> _Exercise material_:
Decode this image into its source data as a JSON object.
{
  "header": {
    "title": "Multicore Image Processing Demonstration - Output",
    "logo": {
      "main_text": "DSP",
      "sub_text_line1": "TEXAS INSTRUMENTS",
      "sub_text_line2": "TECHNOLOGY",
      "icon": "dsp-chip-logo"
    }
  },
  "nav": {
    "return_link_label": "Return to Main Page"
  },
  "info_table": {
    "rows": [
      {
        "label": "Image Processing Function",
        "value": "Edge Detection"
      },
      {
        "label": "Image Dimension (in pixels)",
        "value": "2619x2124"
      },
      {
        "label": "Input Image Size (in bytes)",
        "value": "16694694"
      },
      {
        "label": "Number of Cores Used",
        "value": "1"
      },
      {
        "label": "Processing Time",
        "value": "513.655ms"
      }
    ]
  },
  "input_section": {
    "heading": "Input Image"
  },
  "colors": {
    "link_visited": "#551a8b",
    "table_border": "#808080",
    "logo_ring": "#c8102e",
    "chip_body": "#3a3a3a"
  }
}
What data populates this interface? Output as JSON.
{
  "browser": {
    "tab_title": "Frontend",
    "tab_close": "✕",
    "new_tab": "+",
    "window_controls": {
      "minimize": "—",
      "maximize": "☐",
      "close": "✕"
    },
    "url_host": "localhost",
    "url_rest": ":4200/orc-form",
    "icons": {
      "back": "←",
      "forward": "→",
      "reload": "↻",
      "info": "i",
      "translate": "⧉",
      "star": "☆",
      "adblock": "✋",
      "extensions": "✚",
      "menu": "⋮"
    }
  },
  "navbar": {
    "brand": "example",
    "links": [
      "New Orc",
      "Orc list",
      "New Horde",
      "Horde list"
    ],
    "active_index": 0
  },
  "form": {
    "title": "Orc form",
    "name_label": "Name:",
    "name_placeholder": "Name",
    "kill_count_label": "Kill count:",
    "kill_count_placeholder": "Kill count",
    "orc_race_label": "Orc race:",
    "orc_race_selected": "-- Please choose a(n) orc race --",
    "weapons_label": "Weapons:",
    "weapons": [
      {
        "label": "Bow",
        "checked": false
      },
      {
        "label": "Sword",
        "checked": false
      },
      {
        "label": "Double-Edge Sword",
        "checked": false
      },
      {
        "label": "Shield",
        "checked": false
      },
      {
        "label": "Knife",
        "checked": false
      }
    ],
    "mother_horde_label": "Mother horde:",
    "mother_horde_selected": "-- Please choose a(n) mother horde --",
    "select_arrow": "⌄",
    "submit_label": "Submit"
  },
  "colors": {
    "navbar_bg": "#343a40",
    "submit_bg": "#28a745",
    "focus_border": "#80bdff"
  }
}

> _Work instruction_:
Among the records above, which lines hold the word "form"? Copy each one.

> _Task answer_:
    "url_rest": ":4200/orc-form",
  "form": {
    "title": "Orc form",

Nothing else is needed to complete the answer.